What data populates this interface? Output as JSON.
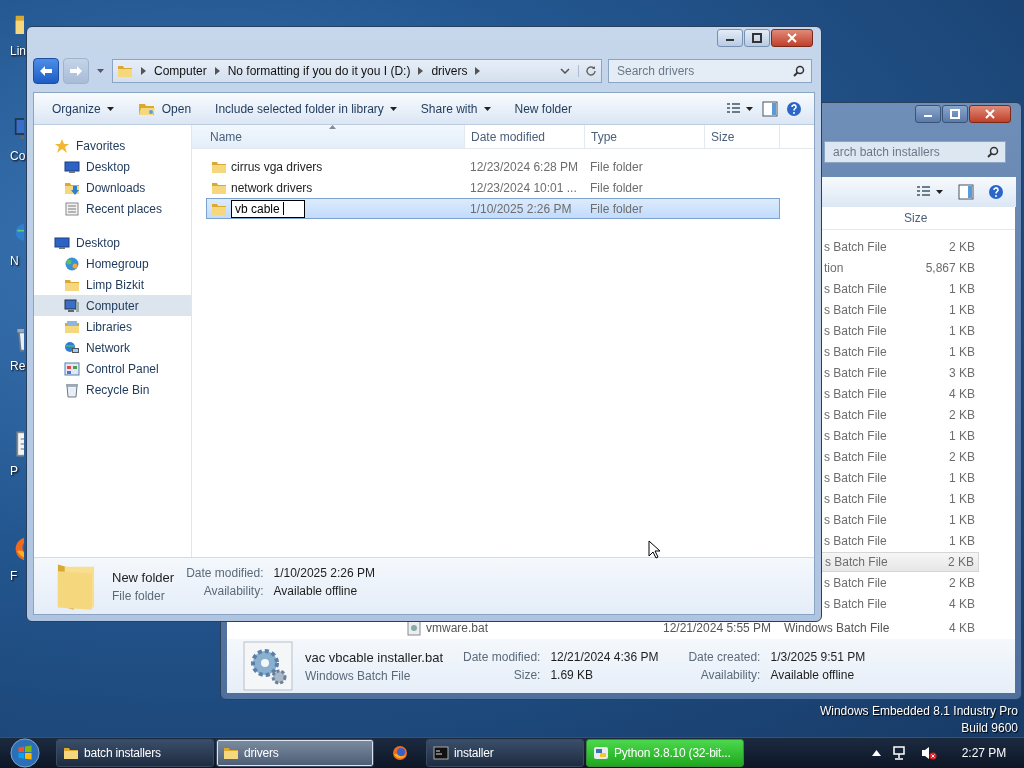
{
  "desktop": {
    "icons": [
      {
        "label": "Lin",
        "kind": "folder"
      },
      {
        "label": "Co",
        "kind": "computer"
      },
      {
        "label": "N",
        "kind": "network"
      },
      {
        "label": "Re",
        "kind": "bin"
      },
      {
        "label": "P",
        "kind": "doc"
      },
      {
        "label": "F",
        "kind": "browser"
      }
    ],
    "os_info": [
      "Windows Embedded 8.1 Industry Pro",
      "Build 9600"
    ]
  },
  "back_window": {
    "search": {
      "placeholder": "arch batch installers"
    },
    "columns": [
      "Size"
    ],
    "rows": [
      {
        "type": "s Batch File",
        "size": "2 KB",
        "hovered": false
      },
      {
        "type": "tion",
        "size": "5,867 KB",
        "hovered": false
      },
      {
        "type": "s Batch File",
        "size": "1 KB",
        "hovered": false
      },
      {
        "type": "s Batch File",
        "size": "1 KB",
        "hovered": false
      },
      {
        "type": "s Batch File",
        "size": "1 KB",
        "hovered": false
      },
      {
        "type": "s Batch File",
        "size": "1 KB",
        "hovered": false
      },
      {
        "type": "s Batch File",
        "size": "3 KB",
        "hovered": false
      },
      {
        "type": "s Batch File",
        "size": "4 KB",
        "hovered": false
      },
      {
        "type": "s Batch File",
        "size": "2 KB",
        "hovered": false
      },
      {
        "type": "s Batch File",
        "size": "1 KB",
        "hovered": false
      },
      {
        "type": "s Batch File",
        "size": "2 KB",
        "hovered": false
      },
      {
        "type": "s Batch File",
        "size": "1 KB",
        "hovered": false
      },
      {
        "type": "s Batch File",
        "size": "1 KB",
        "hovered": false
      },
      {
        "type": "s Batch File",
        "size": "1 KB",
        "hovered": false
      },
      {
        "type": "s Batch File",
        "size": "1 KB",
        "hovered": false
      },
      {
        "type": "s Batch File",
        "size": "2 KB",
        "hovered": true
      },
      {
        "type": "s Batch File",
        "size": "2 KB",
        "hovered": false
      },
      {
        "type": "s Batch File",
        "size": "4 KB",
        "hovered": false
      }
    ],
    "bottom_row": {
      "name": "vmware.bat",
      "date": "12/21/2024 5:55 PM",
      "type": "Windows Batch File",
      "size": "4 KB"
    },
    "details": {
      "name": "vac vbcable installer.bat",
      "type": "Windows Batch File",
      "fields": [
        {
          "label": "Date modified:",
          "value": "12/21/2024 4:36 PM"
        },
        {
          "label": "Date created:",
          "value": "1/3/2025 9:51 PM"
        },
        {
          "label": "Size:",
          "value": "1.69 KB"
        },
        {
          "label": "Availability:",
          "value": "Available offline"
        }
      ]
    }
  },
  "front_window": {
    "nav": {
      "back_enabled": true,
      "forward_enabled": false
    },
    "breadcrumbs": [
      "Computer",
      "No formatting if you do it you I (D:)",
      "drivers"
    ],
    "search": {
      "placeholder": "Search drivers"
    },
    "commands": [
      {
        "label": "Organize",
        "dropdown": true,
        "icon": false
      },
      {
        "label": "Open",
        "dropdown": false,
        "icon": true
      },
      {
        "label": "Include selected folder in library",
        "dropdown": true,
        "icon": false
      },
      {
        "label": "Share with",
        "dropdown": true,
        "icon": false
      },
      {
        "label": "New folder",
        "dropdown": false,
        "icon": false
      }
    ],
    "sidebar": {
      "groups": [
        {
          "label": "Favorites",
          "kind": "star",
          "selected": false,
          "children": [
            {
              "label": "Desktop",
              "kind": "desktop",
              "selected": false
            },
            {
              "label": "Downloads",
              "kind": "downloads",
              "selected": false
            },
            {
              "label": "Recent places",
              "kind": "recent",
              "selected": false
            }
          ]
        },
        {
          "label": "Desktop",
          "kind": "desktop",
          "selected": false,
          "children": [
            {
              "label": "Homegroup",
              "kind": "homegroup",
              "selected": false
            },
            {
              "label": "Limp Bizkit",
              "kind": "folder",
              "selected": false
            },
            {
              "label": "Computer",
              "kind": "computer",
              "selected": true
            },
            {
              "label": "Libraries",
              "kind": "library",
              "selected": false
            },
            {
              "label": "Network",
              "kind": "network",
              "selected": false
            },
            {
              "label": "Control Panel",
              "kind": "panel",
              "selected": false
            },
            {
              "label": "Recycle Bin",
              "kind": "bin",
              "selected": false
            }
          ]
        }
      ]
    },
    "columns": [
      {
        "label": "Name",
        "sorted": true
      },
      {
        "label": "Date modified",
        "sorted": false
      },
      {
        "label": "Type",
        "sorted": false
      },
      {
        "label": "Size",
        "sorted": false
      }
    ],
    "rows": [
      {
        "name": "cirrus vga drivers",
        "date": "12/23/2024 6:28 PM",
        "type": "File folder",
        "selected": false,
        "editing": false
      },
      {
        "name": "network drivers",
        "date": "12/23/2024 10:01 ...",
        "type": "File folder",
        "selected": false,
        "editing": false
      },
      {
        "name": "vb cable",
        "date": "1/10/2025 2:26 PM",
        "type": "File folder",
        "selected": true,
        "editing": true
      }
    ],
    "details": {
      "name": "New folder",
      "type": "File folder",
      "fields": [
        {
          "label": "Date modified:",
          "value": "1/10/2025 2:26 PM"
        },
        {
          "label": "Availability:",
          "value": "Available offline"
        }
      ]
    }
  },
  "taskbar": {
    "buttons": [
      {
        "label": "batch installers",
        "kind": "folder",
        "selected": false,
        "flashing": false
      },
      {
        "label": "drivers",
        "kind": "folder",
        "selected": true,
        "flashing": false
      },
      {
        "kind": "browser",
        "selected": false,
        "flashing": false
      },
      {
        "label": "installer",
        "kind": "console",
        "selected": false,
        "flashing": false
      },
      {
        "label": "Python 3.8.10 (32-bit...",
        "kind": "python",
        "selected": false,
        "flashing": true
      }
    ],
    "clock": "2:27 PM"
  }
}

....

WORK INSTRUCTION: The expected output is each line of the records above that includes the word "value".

WRITTEN SOLUTION:
          "value": "12/21/2024 4:36 PM"
          "value": "1/3/2025 9:51 PM"
          "value": "1.69 KB"
          "value": "Available offline"
          "value": "1/10/2025 2:26 PM"
          "value": "Available offline"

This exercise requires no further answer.